Photography by Libby O'Loghlin

Philip Pullman, Nicola Solomon and Amanda Craig deserve applause and support for exhorting all of us who benefit from writers.

We need to make a New Year’s Resolution:

So here it is.

Ideas underpin publishing houses, television series, literary festivals, bookshops, bedtime stories, erotica on e-readers, audio-absorption for commuters, escapism to another world or examination of this one.

Ideas provide private introspection and collective water cooler conversations; stories, tales, narratives we need to make sense of life.

Ideas would be impossible without the imagination of the artist.

Ideas are worth paying for.

Treasure the storytellers.

Credit the creators.

Cough up.

 

JJ Marsh, Susan Jane Gilman, Joanna Penn, Libby O'Loghlin and Emma Darwin

JJ Marsh, Susan Jane Gilman, Joanna Penn, Libby O’Loghlin and Emma Darwin

 

 

 

 

 

 

 

 

 

 

 

 

 

After a crazy couple of weeks – attendance at FutureBook in London, release of two magazines, the Triskele launch party, a trip to Spain and to crown it all, big fat birthday celebrations – I’m back at my desk.

And I have a bunch of delicious treats to share with you.

Firstly, Author Day. I reported on events at 30 Euston Square for The Woolf Quarterly, which this winter takes the theme of Money. As publishers, authors, service providers and industry experts discussed the role of the author, I kept my focus trained on the cash. Here’s my full report, plus many more fascinating articles on the subject of dosh.

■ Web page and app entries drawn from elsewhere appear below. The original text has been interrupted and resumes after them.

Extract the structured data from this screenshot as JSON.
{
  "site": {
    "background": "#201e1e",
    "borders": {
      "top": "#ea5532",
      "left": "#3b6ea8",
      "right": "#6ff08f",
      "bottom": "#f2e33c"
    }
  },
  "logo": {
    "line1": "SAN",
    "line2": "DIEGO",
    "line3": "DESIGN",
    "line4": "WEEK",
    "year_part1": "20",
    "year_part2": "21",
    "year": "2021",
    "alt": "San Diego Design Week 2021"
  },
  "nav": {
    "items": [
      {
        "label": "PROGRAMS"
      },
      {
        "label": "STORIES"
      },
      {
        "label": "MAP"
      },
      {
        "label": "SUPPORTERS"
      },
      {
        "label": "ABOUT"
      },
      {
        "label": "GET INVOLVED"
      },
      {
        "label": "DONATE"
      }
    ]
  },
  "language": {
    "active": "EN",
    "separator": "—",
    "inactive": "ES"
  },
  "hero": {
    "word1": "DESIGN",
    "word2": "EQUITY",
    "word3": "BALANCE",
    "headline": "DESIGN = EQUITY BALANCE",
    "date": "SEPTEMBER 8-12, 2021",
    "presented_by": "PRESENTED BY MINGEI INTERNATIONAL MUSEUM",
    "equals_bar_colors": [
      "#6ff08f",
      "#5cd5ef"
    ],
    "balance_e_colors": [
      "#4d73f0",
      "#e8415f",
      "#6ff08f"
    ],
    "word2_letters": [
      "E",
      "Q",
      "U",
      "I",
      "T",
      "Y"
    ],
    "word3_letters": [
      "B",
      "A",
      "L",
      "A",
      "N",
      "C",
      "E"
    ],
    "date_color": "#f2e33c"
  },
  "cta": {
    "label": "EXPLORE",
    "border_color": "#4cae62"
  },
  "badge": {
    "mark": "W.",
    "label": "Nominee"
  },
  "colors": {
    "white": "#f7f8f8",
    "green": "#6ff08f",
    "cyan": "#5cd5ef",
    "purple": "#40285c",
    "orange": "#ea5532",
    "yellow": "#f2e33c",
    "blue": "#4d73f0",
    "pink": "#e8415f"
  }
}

author-day-lights

For Words with JAM literary ezine, the theme was Point of View. Using my theatre background as a springboard, I chose to explore five cultural reactions to a social issue: rape culture. Asking For It references play, novel, non-fiction, stand-up comedy and workshop.

asking for it jamie williams

Photo by Jamie Williams

 

Book publicists – what do they actually do? For the last three months, my colleagues and I at Triskele Books have been working with Literally PR, which has proved an educational and beneficial experience. Helen Lewis, director of the firm, shares her top tips for authors.

photo book

Photo by Libby O’Loghlin

 

literally PRThe launch party! You can read a full write-up of the event on Literally PR’s blog.

 

Or if you just fancy looking at a few pictures, Triskele picked some favourites to share.

triskele books 28.11.12

All the books are available in ebook or print and I’m happy to send out signed copies for £6.99/$8.99 plus postage. I’ll even chuck in a bookmark.

Human Rites Cover MEDIUM WEB